Judge Robinson recently issued a memorandum order in Cyberphone Systems, LLC v. Cellco Partnership, et al., C.A. Nos. 11-827-SLR through 11-835-SLR (D. Del. Apr. 30, 2012), denying various motions of certain defendants to dismiss the claims against them. Among these were motions based on the argument that, although CyberFone filed its complaints on the day before the America Invents Act took effect, these pre-AIA complaints violated Federal Rule of Civil Procedure 20 because they did not “allege joint infringement, or any relationships or common activities among the individual defendants.” Id. at 2. Judge Robinson initially noted that “severance, not dismissal, is the correct remedy for misjoinder.” She then refused to exercise her discretion to sever the claims. Id. at 2-3. Similarly, she refused to sever claims against cellular carriers from claims against cellular handset manufacturers based on the customer suit exception. Id. at 3-4.
Judge Robinson also denied several motions to dismiss “improper” infringement allegations, finding that they complied with Form 18, and denied several motions to dismiss that related to the adequacy of CyberFone’s direct infringement allegations. She stated: “[t]he court is not prepared to engage in the claim construction exercise at this stage of the proceedings, with no context whatsoever provided by discovery or a motion practice.” Id. at 4. “The court will discuss with the parties, however, the need for an early claim construction of dispositive limitations, once a full and fair exchange of fundamental documents has been accomplished.” Id. at 4 n.6.

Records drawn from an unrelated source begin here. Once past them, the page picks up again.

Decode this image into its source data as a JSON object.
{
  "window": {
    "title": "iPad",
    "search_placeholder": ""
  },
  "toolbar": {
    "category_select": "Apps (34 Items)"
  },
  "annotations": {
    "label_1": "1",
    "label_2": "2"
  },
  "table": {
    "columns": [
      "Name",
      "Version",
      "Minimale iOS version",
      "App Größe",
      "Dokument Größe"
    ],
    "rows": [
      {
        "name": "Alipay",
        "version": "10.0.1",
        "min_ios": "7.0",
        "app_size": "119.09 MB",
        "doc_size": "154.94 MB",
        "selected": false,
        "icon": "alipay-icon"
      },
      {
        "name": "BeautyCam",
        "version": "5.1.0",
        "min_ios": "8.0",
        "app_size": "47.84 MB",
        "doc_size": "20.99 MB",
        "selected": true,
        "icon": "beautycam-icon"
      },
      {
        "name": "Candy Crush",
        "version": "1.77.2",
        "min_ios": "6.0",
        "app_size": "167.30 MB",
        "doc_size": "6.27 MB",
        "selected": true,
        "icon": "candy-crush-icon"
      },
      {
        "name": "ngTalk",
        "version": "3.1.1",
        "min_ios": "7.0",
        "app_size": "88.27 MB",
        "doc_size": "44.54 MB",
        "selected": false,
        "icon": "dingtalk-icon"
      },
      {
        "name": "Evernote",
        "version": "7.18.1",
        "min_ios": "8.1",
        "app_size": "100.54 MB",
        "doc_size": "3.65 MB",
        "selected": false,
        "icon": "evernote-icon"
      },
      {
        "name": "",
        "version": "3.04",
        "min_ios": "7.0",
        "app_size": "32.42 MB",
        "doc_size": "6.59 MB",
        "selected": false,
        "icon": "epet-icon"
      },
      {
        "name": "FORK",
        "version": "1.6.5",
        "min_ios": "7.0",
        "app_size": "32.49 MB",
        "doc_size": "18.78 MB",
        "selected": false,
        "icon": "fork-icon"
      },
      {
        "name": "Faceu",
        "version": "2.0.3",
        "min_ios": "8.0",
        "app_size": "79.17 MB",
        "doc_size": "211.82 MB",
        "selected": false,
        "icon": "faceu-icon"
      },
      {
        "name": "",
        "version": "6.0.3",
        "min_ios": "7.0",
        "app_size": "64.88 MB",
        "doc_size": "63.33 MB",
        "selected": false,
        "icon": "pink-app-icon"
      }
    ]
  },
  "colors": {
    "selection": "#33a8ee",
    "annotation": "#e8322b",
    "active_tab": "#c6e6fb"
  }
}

Finally, Judge Robinson reaffirmed her recent decision in Walker Digital that “a defendant’s receipt of the complaint and decision to continue its conduct despite the knowledge gleaned from the complaint satisfies the requirements of Global-Tech [that the defendant have knowledge of the patent].” On this basis, she refused to dismiss various claims of indirect infringement. Id. at 6.